Me: Gramma, does it feel like he [grampa] just died?
Gram: Sometimes yes and no.  Sometimes it feels like he has been gone for too long.  And sometimes it feels he was just here.
Me: Yeah.
Yeah.  That is exactly how it feels sometimes.  I remember holding his soft cool hand by his bedside as he lay there dying.  I sang him hymns.  He struggled to breathe.  I compulsively checked his radial pulse.  His heart just would not quit.  His face was gaunt.  He did not speak.  We waited and watched.  We waited for his death.  It took him a very long time to let go and to die.  It feels like it just happened yesterday.  Every pain and smell and sound is so near.  

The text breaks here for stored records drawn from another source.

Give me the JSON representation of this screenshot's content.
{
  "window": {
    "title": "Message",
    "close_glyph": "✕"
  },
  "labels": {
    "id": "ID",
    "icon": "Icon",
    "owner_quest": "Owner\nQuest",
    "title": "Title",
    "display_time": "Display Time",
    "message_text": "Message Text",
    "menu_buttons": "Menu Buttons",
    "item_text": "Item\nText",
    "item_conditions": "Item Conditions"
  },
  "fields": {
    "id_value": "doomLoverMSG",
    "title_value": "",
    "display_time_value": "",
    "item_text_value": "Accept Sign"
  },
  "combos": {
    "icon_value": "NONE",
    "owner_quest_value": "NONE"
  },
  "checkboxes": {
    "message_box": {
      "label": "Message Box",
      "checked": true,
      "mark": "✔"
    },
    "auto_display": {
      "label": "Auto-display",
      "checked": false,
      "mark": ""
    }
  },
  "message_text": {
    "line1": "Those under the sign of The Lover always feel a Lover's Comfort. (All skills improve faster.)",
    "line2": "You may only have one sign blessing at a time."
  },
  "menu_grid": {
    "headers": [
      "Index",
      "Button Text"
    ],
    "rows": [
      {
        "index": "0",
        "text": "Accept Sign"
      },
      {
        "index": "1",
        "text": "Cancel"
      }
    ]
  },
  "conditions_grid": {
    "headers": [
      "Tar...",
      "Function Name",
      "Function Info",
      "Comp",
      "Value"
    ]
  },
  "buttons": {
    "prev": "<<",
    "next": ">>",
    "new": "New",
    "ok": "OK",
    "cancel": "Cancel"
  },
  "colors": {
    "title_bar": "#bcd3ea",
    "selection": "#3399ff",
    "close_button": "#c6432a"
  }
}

Last week I was able to see my best friend give birth.  I was there when her first baby was born.  Six years ago her daughter was born in a hospital.  She had an epidural and I held one of her legs and her husband held the other.  She breathed and pushed and her daughter was born.  Today her daughter is leggy with golden pink hair and a coy smile.  I held that kid once as a swaddled burrito, her belly button scab came off on my shirt and I thought I broke her.  The 6 year old (that she has magically become) and I have a mad crazy bond.  She will always be my first kid, my first baby that I desperately love.  It is strange that she talks to me in full sentences.  It is strange that she knows stuff.  And she knows so much stuff.  It feels like she was just born yesterday.  

Last week I saw her sibling born, at home- a natural tub birth.  It was much different from watching my friend labor the first time.  I still held a leg, though.  The labor was long.  There was breathing and prayer and encouragement.  There was hand holding and grasping.  There was waiting.  There was listening and checking for the baby’s heart beat; it was so loud and strong- that little beat.  The labor was 16 hours.  For her 6th child, that was a long labor.  But then she pushed, and her son shot through the water in the tub and bobbed to the surface.  


The stark similarities between my grandfather’s death and my friend’s birthing are not lost to me.  The events were so similar, but they were so different.